In agreement with previous studies35, renal tubular epithelial cells predominated in normal renal cortical samples, while immune cells and tumor cells dominated in ccRCC, signifying the ccRCC tumor immune microenvironment (Fig. S4D). The majority of immune cells were identified in ccRCC patients, delineating the tumour immune microenvironment of ccRCC (Fig. S4E). Importantly, we examined the expression profiles of the eight modeled genes within different cell types (Fig. 6A–H) and discerned distinct distribution patterns in cancerous and paracancerous tissues. Specifically, PEBP1, NAPSA, and FDX1 exhibited higher expression in paracancerous tissues, while SERPINE1, NOL3, CEBPB, P4HB, and YBX1 were more highly expressed in cancerous tissues, reinforcing our previous analyses (Fig. 6I–P).
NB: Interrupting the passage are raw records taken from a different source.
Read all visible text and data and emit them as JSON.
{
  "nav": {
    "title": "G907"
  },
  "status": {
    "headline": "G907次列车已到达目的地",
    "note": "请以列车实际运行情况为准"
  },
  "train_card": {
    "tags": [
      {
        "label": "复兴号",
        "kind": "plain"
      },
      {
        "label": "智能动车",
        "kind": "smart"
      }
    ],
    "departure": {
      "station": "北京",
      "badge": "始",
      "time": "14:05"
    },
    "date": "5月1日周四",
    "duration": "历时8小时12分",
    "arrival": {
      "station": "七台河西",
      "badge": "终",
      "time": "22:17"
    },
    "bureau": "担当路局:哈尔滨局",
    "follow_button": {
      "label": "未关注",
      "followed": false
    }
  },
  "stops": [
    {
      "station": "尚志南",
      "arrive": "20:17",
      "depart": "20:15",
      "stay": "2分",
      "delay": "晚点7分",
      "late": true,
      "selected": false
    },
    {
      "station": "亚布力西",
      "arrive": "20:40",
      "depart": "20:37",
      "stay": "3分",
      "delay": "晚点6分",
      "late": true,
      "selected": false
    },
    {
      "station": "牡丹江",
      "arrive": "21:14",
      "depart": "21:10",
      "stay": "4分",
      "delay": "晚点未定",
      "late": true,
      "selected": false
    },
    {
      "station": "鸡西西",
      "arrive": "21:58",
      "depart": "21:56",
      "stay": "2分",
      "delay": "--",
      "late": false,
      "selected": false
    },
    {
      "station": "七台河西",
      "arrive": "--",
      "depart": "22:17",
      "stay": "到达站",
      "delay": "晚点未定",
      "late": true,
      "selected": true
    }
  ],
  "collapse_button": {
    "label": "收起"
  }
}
Validation of protein and mRNA expression of PCD-related genes in ccRCC
To validate the expression of PCD-related genes in ccRCC, we obtained protein expression data for the eight modeling genes from the Clinical Proteomic Tumor Analysis Consortium (CPTAC). Additionally, we performed qRT-PCR to assess differences in mRNA expression of these eight modeling genes in both tissues and cell lines. Figure 7A–E illustrated the protein and mRNA expression levels of five modeling genes (SERPINE1, P4HB, NOL3, CEBPB, and YBX3) were significantly that exhibited significant overexpression in ccRCC tissues and cell lines. In contrast, the remaining three genes (PEBP1, NAPSA, and FDX1) displayed noteworthy underexpression in ccRCC tumors, as depicted in Fig. 7F–H.